About Courtney Jordan

  Courtney is the editor of Artist Daily. For her, art is one of life’s essentials and a career mainstay. She’s pursued academic studies of the Old Masters of Spain and Italy as well as museum curatorial experience, writing and reporting on arts and culture as a magazine staffer, and acquiring and editing architecture and cultural history books. She hopes to recommit herself to more studio time, too, working in mixed media.   

2 thoughts on “Can You Outgrow Your Art?

  1. Thanks,
    It looks like two different people painted these works. I much prefer the newer work’s dynamic quality over the photorealism. I’ve gone down the photorealism road and found it challenged me technically but not artistically. Making choices as to what should be left out, have a soft or hard edge, or what should be emphasized or not is not a consideration with photorealism since everything is included. Now that I’ve moved away from that style it is much more challenging to focus on brushstrokes, forms, lines, and other considerations. Maybe it is like life – deciding what to do, not to do, what to focus on…

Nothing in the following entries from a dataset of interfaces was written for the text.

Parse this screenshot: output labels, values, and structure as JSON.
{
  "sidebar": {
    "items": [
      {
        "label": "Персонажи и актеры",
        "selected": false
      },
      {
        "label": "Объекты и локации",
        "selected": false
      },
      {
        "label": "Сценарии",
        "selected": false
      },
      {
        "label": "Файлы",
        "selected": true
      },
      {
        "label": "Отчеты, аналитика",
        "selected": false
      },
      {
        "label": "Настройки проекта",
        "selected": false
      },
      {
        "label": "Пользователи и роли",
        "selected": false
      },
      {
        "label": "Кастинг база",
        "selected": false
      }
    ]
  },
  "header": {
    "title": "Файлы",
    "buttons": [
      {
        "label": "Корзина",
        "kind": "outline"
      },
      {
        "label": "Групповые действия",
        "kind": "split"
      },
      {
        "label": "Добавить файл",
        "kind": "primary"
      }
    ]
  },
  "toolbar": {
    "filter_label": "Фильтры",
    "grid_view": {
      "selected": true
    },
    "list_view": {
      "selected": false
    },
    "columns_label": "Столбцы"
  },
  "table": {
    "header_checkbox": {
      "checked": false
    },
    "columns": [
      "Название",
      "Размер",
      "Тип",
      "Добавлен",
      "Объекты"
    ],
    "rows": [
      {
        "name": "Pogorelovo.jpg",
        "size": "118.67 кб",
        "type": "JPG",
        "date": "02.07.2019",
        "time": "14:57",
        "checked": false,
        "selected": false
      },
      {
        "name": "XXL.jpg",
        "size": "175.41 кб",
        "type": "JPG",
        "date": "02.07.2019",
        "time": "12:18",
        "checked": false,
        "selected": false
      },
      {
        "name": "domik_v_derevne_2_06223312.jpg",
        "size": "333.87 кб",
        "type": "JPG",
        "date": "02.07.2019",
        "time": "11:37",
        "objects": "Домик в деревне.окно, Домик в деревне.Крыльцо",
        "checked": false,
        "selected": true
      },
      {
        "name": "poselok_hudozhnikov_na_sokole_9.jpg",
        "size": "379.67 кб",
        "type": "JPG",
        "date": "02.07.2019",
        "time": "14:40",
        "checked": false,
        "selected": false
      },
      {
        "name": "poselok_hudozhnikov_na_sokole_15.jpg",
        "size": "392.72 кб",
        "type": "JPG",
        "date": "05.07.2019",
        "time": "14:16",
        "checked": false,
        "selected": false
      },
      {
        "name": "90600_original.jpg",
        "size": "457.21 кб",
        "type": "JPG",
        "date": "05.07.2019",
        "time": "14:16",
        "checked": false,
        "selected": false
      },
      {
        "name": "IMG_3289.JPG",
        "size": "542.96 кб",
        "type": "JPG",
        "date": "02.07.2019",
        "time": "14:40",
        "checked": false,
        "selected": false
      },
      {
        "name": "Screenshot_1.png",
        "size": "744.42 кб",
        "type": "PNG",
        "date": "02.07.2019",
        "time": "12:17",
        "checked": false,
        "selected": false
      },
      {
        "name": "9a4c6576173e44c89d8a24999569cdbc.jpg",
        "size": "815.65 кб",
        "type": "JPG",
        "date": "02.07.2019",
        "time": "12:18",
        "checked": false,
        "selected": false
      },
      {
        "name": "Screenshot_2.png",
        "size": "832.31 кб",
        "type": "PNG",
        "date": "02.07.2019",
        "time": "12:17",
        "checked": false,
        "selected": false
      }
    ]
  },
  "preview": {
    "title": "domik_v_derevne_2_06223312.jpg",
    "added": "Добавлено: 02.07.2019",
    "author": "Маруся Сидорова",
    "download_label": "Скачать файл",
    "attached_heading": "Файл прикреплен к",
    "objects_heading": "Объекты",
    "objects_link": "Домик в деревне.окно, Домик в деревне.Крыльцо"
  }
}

  2. I think this was a great article. Just like self help books there comes a time for honest self evaluation. The key word is honest. I think his idea of almost making himself uncomfortable is a great thing. We all should at least come out of our mouse hole once and a while and get some fresh air. Wind in our hair and coolness to make us feel a little uncomfortable. You don’t have to change , but how will you know if you don’t try something else.